(Dataset excerpts)
□ □ □ □ □ □ □
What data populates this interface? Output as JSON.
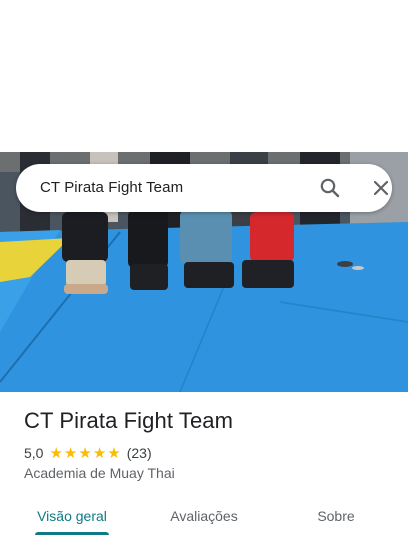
{
  "search": {
    "query": "CT Pirata Fight Team",
    "search_icon": "search-icon",
    "close_icon": "close-icon"
  },
  "place": {
    "name": "CT Pirata Fight Team",
    "rating": "5,0",
    "stars": 5,
    "star_glyph": "★",
    "reviews": "(23)",
    "category": "Academia de Muay Thai"
  },
  "tabs": [
    {
      "label": "Visão geral",
      "active": true
    },
    {
      "label": "Avaliações",
      "active": false
    },
    {
      "label": "Sobre",
      "active": false
    }
  ],
  "colors": {
    "accent": "#0d7a85",
    "star": "#fbbc04",
    "mat": "#2f93df"
  }
}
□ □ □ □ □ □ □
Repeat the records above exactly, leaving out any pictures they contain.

What data populates this interface? Output as JSON.
{
  "search": {
    "query": "CT Pirata Fight Team",
    "search_icon": "search-icon",
    "close_icon": "close-icon"
  },
  "place": {
    "name": "CT Pirata Fight Team",
    "rating": "5,0",
    "stars": 5,
    "star_glyph": "★",
    "reviews": "(23)",
    "category": "Academia de Muay Thai"
  },
  "tabs": [
    {
      "label": "Visão geral",
      "active": true
    },
    {
      "label": "Avaliações",
      "active": false
    },
    {
      "label": "Sobre",
      "active": false
    }
  ],
  "colors": {
    "accent": "#0d7a85",
    "star": "#fbbc04",
    "mat": "#2f93df"
  }
}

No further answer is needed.